Hello again from Eight Gate Farm. We had the best harvest week of the year, and maybe one of the best in recent memory. I'll get right to it, starting with the "first harvests" of the season.
I picked the first artichoke, as always petite compared to supermarket size, but so much fresher!
Two "Halona" muskmelons/cantaloupes had slipped from their vines, indicating full ripeness, as if their fragrance wasn't enough of a tell.
We ate the larger one, and I gave the other to my MIL. Why would I do such a foolish thing? Because I knew an even larger one was getting ready!
|Halona weighing 3.5 lbs|
Words cannot describe how good it tasted, both standalone and with a little prosciutto.

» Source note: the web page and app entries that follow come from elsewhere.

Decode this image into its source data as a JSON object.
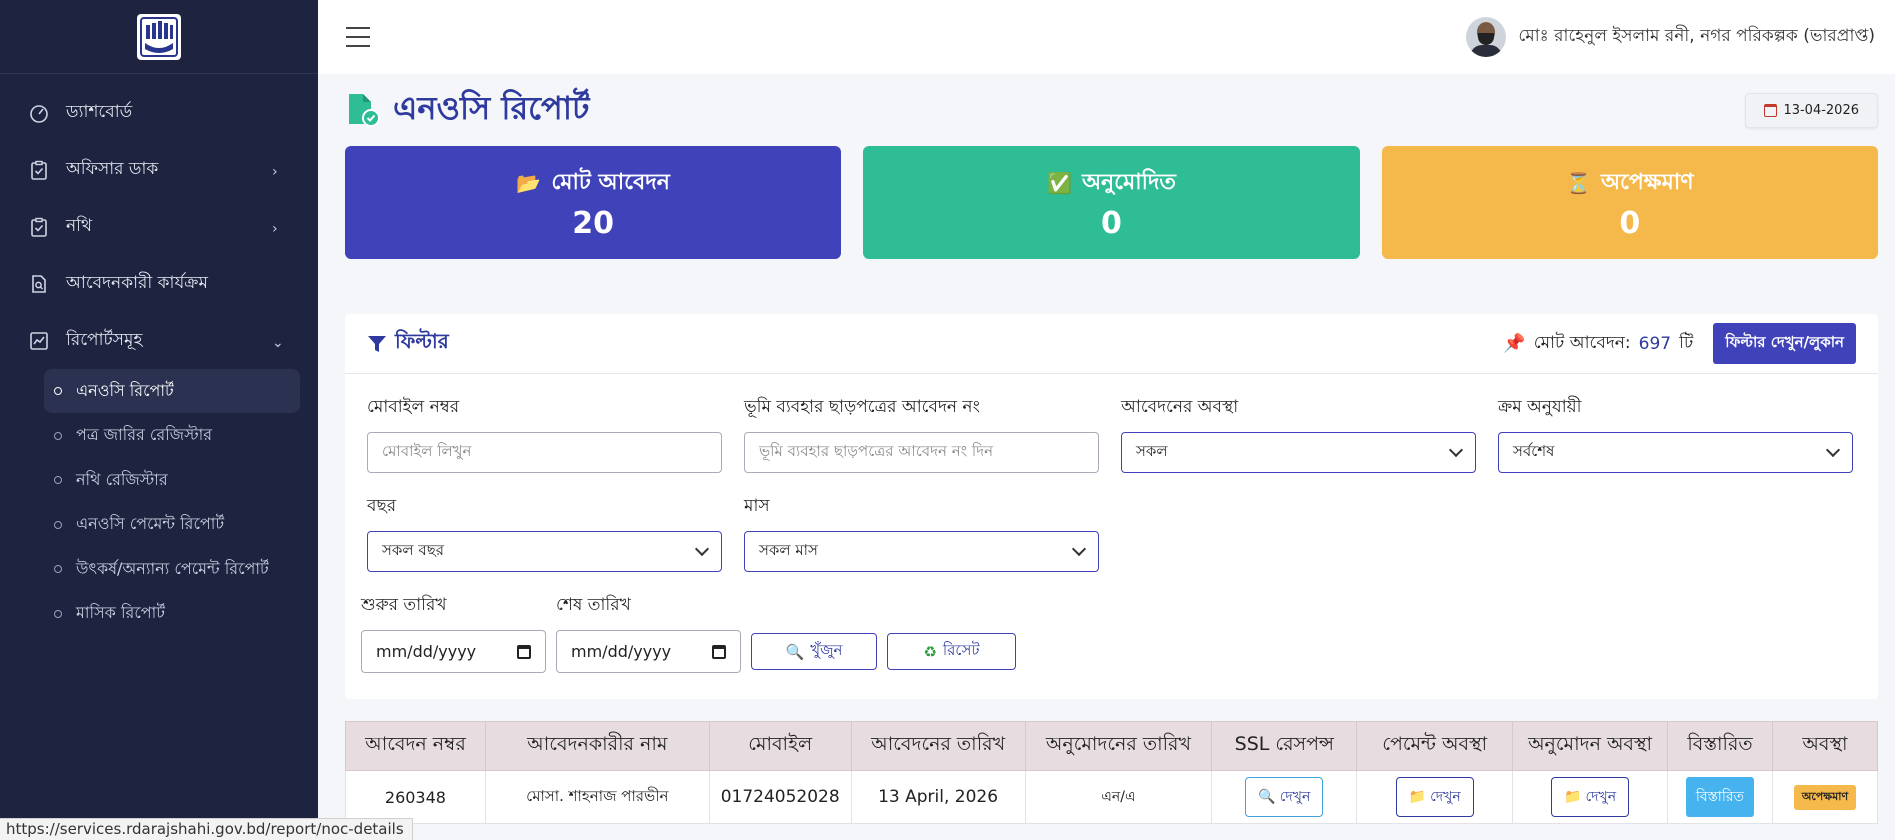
{
  "sidebar": {
    "items": [
      {
        "label": "ড্যাশবোর্ড",
        "icon": "gauge-icon",
        "chevron": ""
      },
      {
        "label": "অফিসার ডাক",
        "icon": "clipboard-check-icon",
        "chevron": "›"
      },
      {
        "label": "নথি",
        "icon": "clipboard-check-icon",
        "chevron": "›"
      },
      {
        "label": "আবেদনকারী কার্যক্রম",
        "icon": "file-search-icon",
        "chevron": ""
      },
      {
        "label": "রিপোর্টসমূহ",
        "icon": "chart-line-icon",
        "chevron": "⌄"
      }
    ],
    "sub_items": [
      {
        "label": "এনওসি রিপোর্ট",
        "active": true
      },
      {
        "label": "পত্র জারির রেজিস্টার",
        "active": false
      },
      {
        "label": "নথি রেজিস্টার",
        "active": false
      },
      {
        "label": "এনওসি পেমেন্ট রিপোর্ট",
        "active": false
      },
      {
        "label": "উৎকর্ষ/অন্যান্য পেমেন্ট রিপোর্ট",
        "active": false
      },
      {
        "label": "মাসিক রিপোর্ট",
        "active": false
      }
    ]
  },
  "header": {
    "user_name": "মোঃ রাহেনুল ইসলাম রনী, নগর পরিকল্পক (ভারপ্রাপ্ত)"
  },
  "page": {
    "title": "এনওসি রিপোর্ট",
    "date": "13-04-2026"
  },
  "cards": [
    {
      "title": "মোট আবেদন",
      "value": "20",
      "emoji": "📂",
      "color": "#3f42b8"
    },
    {
      "title": "অনুমোদিত",
      "value": "0",
      "emoji": "✅",
      "color": "#2ebd95"
    },
    {
      "title": "অপেক্ষমাণ",
      "value": "0",
      "emoji": "⏳",
      "color": "#f5b84a"
    }
  ],
  "filter": {
    "title": "ফিল্টার",
    "count_label": "মোট আবেদন:",
    "count_value": "697",
    "count_suffix": "টি",
    "toggle_label": "ফিল্টার দেখুন/লুকান",
    "mobile": {
      "label": "মোবাইল নম্বর",
      "placeholder": "মোবাইল লিখুন"
    },
    "land_use": {
      "label": "ভূমি ব্যবহার ছাড়পত্রের আবেদন নং",
      "placeholder": "ভূমি ব্যবহার ছাড়পত্রের আবেদন নং দিন"
    },
    "status": {
      "label": "আবেদনের অবস্থা",
      "value": "সকল"
    },
    "order": {
      "label": "ক্রম অনুযায়ী",
      "value": "সর্বশেষ"
    },
    "year": {
      "label": "বছর",
      "value": "সকল বছর"
    },
    "month": {
      "label": "মাস",
      "value": "সকল মাস"
    },
    "start_date": {
      "label": "শুরুর তারিখ",
      "value": "mm/dd/yyyy"
    },
    "end_date": {
      "label": "শেষ তারিখ",
      "value": "mm/dd/yyyy"
    },
    "search_label": "খুঁজুন",
    "reset_label": "রিসেট"
  },
  "table": {
    "columns": [
      "আবেদন নম্বর",
      "আবেদনকারীর নাম",
      "মোবাইল",
      "আবেদনের তারিখ",
      "অনুমোদনের তারিখ",
      "SSL রেসপন্স",
      "পেমেন্ট অবস্থা",
      "অনুমোদন অবস্থা",
      "বিস্তারিত",
      "অবস্থা"
    ],
    "rows": [
      {
        "id": "260348",
        "name": "মোসা. শাহনাজ পারভীন",
        "mobile": "01724052028",
        "applied": "13 April, 2026",
        "approved": "এন/এ",
        "ssl": "দেখুন",
        "payment": "দেখুন",
        "approval": "দেখুন",
        "details": "বিস্তারিত",
        "status": "অপেক্ষমাণ"
      }
    ]
  },
  "statusbar": {
    "url": "https://services.rdarajshahi.gov.bd/report/noc-details"
  }
}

I picked the first ripe Serrano pepper, shaped like a jalapeno but hotter.
The first Brandy Boy indeterminate tomato was ready, a respectable one pound ten ounces.
|Brandy Boy (hyb)|

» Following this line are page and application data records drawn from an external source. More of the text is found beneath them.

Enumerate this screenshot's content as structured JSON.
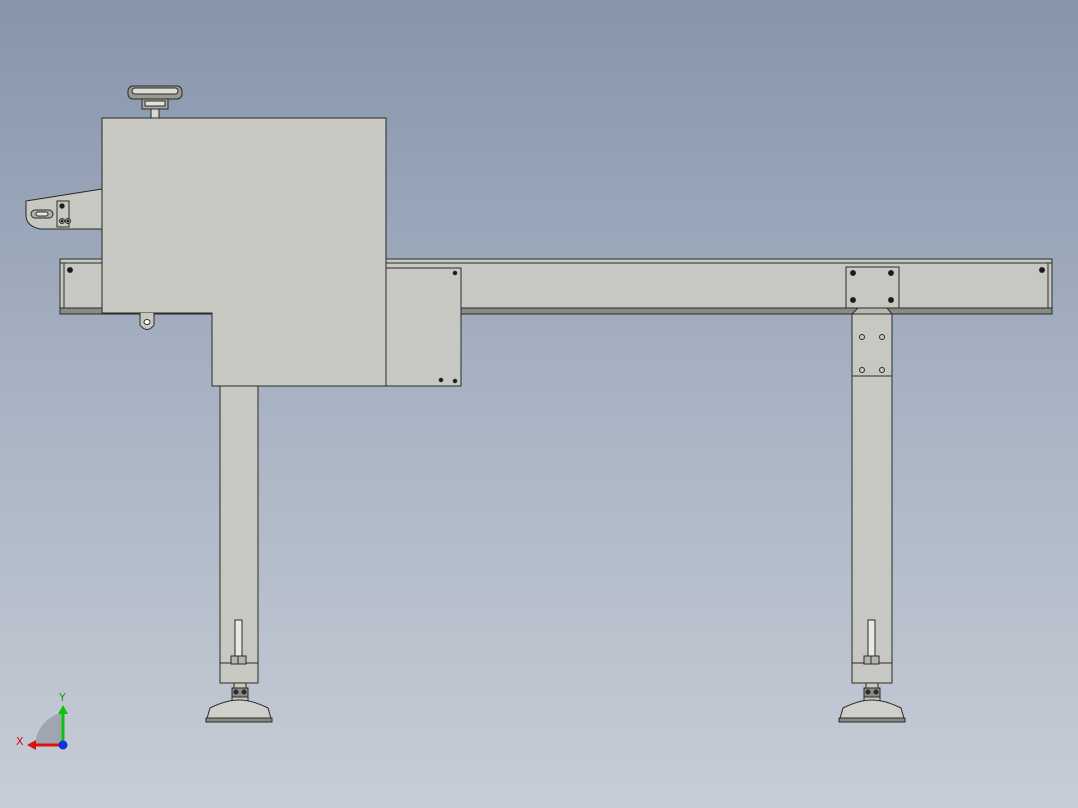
{
  "viewport": {
    "background_top": "#8795ab",
    "background_bottom": "#c7cdd6",
    "part_fill": "#c8c8c2",
    "edge_color": "#2a2a2a",
    "bolt_color": "#1a1a1a"
  },
  "model": {
    "components": [
      "conveyor-frame-beam",
      "drive-enclosure",
      "enclosure-lower-block",
      "side-cover-plate",
      "motor-bracket",
      "top-handwheel",
      "hanging-loop",
      "leg-left",
      "leg-right",
      "mounting-plate",
      "leveling-foot-left",
      "leveling-foot-right"
    ]
  },
  "triad": {
    "x_label": "X",
    "y_label": "Y",
    "x_color": "#e01010",
    "y_color": "#10c010",
    "z_color": "#1030e0"
  }
}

We've found in the past that Brandy Boy is almost as good as Brandywine. We seem to be adopting the "BLT" method of taste-testing, and BB did very well, maybe a little sweeter than Brandywine if that's how you like it.
Next up is "Horizon," an indeterminate. This was from a free trial packet. It makes shapely 8 ounce slicers. It is said to be very sweet. I had one for lunch (not a BLT, just a pinch of salt) and was surprised to find it very acidic at first, not a bad thing for my tastes. More bites found it to balance out, but still on the acidic side. I liked it.
I've mentioned that I'm experimenting with several hybrid replacements for the San Marzano paste tomato, which I like a lot but has no disease resistance. One of them is "Andiamo," which was supposed to be earlier than San Marzano. I picked two this week, along with two San Marzanos, so the earliness was not so. I accidentally mixed them up bringing them in, and they are so similar I don't know which is which!
|Andiamo (hyb) and San Marzano (OP)|
The other San Marzano replacement is "Granadero." I tried it last year and the plant did not do well, but this year looks great. The fruits are solid and heavy, and look more like Roma.
Speaking of Roma, it too started coming in this week. It's another of our canning workhorses.
|Roma (OP det.)|
I had planted a short row of Red Norland potatoes, and dug them this week. I was very pleased with the results.
For continuing harvests, The Kitchen Goddess picked some of the last blueberries.
Here are Monday's general harvests (i.e. crops I have already featured separately).
|Monday non-tomato general harvest|
|Monday tomato harvest|
I picked tomatoes again on Tuesday ahead of a threatened storm, which actually never really materialized for us.
|Tuesday tomato harvest (mostly)|
Friday's harvest was so big I need four pictures to show it. First is cucumbers, shishito peppers, broccoli shoots, and pole beans. You know how many people "zucchini bomb" friends, relatives, and people they don't know? We do that, but we also shishito bomb.
|Friday part 1|
Next is courgettes et aubergines.
|Friday part 2|
Next is the hot pepper harvest of Anaheims, Poblanos, Jalapenos, and fiery red Cayennes.
|Friday part 3|
Last is the tomato harvest.
|Friday part 4|
TKG and her mom got several great harvests like this from their community garden plot. Mom was thrilled.
Saturday was very hot, so why not make the kitchen even warmer by canning? But we had to reduce the glut. TKG, with my feeble help, canned six quarts of chopped tomatoes, 6 pints of chunky mustard cucumbers, and seven jelly jars of sliced jalapenos.
If you made it this far, thanks for sticking with it. I hope you had great success this week too. Please join me in thanking our talented Harvest Monday host, Dave, at HappyAcres.blog